Items from an interface collection:
....
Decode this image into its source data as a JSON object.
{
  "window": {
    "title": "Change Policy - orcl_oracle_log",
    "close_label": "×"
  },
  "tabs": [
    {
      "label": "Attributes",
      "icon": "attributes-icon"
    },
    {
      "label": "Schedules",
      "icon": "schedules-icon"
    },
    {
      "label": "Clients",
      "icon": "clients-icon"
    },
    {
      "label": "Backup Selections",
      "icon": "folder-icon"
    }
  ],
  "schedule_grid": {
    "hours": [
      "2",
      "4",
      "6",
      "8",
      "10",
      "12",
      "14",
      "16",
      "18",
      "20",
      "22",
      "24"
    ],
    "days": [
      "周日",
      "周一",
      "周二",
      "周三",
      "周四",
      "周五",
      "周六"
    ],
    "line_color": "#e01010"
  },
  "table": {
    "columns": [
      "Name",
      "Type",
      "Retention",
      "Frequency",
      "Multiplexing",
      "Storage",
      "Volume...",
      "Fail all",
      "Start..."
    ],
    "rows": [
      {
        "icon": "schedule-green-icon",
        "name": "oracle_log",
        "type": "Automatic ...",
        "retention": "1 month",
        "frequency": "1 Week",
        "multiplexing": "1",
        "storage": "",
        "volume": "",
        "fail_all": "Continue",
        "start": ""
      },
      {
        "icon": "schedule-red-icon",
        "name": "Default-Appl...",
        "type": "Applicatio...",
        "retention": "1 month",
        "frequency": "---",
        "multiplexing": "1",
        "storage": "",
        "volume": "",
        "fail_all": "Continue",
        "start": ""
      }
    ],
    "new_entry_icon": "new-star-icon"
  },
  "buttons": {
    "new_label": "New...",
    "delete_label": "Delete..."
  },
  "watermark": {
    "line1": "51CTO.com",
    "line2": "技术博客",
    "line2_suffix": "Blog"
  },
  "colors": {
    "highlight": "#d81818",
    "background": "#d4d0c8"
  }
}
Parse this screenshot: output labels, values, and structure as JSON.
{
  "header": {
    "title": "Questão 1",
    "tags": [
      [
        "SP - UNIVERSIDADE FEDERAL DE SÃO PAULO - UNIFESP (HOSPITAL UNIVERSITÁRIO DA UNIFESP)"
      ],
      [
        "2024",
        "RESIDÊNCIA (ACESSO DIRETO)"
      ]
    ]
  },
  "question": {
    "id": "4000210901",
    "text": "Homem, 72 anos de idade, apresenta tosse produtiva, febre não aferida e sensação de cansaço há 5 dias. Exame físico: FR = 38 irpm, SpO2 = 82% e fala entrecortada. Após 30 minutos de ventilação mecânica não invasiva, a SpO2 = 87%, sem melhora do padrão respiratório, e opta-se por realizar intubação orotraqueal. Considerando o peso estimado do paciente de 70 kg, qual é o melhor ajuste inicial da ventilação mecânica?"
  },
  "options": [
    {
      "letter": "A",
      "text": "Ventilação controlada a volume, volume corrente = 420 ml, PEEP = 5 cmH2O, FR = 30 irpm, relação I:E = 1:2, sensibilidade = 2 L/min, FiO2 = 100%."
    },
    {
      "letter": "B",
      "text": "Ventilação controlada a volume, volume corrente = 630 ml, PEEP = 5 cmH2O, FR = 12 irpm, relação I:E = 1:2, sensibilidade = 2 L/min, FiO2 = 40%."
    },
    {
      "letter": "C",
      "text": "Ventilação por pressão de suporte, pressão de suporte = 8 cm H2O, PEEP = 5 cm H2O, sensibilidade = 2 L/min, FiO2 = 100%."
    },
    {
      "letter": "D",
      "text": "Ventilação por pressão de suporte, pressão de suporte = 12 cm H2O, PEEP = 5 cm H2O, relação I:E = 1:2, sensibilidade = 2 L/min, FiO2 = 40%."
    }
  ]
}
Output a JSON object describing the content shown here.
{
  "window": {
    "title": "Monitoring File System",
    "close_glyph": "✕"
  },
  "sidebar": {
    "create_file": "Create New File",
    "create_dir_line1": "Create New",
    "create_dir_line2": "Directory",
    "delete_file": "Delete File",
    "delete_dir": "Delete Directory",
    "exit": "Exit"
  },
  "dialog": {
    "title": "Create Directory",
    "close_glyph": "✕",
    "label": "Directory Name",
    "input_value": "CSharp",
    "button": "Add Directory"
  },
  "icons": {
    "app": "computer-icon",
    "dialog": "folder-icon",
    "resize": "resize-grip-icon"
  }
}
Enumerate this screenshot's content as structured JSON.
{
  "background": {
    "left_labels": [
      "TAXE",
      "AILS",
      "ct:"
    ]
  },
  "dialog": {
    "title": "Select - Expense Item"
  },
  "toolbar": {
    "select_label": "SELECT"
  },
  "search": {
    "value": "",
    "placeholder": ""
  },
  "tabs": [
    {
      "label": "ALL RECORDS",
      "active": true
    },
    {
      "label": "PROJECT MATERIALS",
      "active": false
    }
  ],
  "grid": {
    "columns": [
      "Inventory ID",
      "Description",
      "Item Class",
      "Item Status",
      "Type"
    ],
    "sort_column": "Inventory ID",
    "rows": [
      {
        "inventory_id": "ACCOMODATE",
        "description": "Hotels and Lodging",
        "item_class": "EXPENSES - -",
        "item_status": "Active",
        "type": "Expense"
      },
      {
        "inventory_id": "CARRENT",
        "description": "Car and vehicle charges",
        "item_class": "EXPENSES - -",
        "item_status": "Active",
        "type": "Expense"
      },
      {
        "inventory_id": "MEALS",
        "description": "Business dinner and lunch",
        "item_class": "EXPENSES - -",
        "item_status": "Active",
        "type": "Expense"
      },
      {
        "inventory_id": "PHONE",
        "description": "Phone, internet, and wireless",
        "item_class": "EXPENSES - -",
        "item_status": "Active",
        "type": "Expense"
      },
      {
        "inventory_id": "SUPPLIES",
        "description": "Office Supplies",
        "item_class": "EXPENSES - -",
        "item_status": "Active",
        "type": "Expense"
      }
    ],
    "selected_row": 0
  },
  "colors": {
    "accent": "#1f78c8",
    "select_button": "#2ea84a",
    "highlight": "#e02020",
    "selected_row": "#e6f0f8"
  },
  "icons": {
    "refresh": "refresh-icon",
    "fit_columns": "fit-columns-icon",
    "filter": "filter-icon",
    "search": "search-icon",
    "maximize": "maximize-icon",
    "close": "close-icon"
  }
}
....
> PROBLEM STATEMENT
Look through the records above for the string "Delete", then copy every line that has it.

> WRITTEN ANSWER
    "delete_label": "Delete..."
    "delete_file": "Delete File",
    "delete_dir": "Delete Directory",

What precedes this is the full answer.